A proposed stimulus package could handcuff background screeners and employers, mandatory sexual harassment training, and why members of the military have a different kind of target on them these days. It’s all in EBI’s Screening News Weekly Wrap.
Second Stimulus Could Change FCRA
Congress is working on a bill that could potentially change how Consumer Reporting Agencies (CRAs) are allowed to report criminal history during national emergencies like the COVID-19 pandemic. The House has already passed their version of the HEROES Act, which is essentially a second round of economic stimulus, following in the footsteps of the CARES Act.
This second round of legislation could dramatically reduce the amount of information an employer can get on applicants through traditional background checks during a national crisis. If the HEROES Act passes the Senate as it is now written, in addition to giving households up to $6,000 in stimulus money, it could place a temporary muzzle on background screeners.
The HEROES Act would add language to the Fair Credit Reporting Act (FCRA) that reads, “No person may furnish any adverse item of information (except information related to a felony criminal conviction) relating to a consumer that was the result of any action or inaction that occurred during a covered period.”
Normally, under the FCRA, background screeners are allowed to furnish adverse information like criminal charges, arrests, active warrants, and misdemeanor convictions for up to seven years. The HEROES Act would only allow the reporting of felony convictions. That means employers will be losing access to pertinent information that they are legally allowed to consider during the hiring process.
Again, the changes would only be upheld during a major disaster like COVID-19. The Senate started committee discussions earlier this week.

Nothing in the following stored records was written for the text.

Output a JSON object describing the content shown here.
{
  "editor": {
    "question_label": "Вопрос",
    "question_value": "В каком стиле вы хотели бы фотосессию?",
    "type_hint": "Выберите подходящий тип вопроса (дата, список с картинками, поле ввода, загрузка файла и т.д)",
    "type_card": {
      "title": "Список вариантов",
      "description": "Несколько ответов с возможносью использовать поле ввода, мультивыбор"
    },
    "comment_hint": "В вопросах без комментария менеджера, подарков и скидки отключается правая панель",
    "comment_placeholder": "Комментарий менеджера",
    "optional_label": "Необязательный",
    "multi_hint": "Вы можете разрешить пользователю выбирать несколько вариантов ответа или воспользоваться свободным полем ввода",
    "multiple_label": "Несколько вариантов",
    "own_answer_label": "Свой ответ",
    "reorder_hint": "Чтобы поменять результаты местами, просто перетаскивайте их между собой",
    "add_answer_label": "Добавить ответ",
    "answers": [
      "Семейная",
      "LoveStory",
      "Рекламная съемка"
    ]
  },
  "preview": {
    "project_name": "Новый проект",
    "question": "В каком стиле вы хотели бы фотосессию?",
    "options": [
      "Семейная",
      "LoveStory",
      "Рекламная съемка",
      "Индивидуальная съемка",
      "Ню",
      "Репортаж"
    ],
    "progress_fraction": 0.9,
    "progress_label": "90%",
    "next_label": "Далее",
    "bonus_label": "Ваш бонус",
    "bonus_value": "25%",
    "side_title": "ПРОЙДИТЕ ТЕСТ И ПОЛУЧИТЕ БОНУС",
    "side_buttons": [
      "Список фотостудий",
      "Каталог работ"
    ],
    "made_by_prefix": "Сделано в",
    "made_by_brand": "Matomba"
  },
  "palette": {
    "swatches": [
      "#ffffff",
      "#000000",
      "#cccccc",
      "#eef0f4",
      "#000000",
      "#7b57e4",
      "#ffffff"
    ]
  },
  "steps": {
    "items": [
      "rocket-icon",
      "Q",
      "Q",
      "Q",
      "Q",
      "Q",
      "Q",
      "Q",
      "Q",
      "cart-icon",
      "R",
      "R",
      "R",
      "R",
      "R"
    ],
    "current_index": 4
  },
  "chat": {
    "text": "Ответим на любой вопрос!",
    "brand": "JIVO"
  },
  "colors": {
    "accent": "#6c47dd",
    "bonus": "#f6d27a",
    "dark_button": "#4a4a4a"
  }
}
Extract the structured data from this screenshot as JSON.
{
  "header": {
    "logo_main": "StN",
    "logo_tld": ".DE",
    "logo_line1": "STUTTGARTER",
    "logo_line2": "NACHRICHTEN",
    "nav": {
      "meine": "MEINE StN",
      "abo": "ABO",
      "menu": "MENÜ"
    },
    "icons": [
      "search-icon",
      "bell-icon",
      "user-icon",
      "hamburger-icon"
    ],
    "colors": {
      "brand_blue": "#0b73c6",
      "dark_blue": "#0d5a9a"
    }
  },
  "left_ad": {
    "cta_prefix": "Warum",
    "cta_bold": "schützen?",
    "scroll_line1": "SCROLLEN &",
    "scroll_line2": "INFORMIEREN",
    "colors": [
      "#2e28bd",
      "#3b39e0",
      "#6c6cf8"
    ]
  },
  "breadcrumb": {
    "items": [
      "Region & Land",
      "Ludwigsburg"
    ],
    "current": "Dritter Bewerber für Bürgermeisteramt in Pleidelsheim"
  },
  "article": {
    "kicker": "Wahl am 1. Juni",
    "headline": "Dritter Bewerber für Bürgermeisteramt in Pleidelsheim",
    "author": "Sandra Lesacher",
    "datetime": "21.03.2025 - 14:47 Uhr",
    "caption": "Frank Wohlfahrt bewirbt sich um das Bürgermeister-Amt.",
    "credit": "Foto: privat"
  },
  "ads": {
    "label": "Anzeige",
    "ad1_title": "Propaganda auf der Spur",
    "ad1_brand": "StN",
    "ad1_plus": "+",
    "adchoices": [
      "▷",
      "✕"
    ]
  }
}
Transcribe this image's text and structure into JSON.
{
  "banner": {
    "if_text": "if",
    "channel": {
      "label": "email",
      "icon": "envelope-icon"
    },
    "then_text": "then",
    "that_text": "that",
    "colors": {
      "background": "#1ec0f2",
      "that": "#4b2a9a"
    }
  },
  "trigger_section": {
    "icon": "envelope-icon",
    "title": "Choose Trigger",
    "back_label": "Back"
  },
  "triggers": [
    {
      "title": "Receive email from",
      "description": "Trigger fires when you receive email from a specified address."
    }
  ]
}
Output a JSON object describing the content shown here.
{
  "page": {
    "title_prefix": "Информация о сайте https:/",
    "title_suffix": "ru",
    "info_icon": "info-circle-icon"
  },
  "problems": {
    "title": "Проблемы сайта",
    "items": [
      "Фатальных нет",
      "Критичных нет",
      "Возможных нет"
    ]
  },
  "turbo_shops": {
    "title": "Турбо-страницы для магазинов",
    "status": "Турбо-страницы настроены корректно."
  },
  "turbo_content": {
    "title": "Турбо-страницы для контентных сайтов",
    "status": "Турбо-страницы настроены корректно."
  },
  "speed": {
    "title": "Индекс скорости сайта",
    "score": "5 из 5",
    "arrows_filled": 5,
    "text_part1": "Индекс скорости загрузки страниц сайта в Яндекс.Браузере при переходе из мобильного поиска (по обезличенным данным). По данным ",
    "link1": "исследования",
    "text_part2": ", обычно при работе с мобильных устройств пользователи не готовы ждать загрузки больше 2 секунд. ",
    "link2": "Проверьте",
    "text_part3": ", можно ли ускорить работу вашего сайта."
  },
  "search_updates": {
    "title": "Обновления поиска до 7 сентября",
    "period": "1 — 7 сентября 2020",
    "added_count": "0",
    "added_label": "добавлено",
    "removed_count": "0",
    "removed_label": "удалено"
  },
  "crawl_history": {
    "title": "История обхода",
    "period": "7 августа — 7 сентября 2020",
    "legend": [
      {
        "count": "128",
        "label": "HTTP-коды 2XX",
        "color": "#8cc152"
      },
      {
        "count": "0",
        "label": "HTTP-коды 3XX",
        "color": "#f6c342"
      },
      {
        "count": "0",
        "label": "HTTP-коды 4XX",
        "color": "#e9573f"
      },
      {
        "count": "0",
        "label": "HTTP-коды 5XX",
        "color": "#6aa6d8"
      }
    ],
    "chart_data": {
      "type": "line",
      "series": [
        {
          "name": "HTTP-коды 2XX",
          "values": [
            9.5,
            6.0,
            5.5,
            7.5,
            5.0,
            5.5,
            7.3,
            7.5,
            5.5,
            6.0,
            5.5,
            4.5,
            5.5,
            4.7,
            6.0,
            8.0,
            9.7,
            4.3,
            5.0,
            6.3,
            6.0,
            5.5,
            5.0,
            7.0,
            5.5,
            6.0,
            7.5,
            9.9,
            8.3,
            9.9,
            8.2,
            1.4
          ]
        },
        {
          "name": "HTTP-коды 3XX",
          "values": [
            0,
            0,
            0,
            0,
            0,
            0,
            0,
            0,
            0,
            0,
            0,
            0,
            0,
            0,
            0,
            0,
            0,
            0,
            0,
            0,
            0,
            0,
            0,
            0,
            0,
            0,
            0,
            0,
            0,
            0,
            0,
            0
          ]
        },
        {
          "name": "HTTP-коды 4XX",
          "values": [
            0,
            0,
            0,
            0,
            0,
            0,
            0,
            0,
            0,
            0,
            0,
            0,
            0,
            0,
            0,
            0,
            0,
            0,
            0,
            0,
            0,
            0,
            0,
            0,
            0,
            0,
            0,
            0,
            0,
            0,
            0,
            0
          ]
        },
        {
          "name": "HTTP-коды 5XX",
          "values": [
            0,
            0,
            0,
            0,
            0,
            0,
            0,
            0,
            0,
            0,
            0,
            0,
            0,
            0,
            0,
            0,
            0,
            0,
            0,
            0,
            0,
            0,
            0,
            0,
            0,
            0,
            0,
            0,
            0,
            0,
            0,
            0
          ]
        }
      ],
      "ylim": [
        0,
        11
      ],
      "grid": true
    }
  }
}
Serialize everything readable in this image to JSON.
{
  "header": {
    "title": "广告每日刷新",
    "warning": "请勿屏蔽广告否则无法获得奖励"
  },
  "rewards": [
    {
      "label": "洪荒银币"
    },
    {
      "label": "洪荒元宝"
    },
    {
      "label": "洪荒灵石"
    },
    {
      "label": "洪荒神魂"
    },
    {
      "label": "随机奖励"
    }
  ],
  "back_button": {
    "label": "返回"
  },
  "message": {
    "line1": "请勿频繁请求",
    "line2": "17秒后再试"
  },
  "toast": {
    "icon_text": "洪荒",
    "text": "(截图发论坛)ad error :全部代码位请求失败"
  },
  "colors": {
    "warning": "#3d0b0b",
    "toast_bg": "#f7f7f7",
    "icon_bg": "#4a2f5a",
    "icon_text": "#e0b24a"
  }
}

We will let you know if and when they vote.
Illinois Mandates Sexual Harassment Training
In the midst of all of the COVID-19 challenges, employers in Illinois now have to create and implement an annual sexual harassment prevention training program by the end of the year. The new training is mandated by the Illinois Workplace Transparency Act (WTA).
By the end of 2020, every employee in the state must receive the training, and they must repeat it every year.
Employers are allowed to create their own programs, as long as they meet certain minimum requirements like defining sexual harassment, explaining local and federal laws, and outlining how the employer will prevent or investigate alleged harassment. The Illinois Department of Human Rights (IDHR) released a model Sexual Harassment Prevention Training Guide to help employers.
Everyone in the workplace is required to complete the training, including interns, part-time workers, and independent contractors. Restaurants and bars are required to provide training in English and Spanish.
Failing to comply with the new law will cost employers up to $5,000 for each offense.
Military Members Targeted
Scammers have been a common topic during the pandemic, and they continue taking advantage of people. The Federal Trade Commission says it already has more than 20,300 fraud complaints relating to COVID-19. Those complaints represent nearly $16 million in losses during this calendar year alone.
If you serve – or have ever served your country – you need to keep an even closer eye on your accounts and triple check before donating money to anyone.
Research shows that military families, both active duty and retired, are twice as likely as civilians to be targeted, and they are 76 percent more likely to report that someone has tried to fraudulently access their bank accounts. They are also 22 percent more likely to report that their stolen information has been used to open a new credit card.
Veterans are also at risk for being scammed into donating to fake charities claiming to benefit military families. Fraud prevention specialists recommend checking out give.org or charitynavigator.org before making any donations.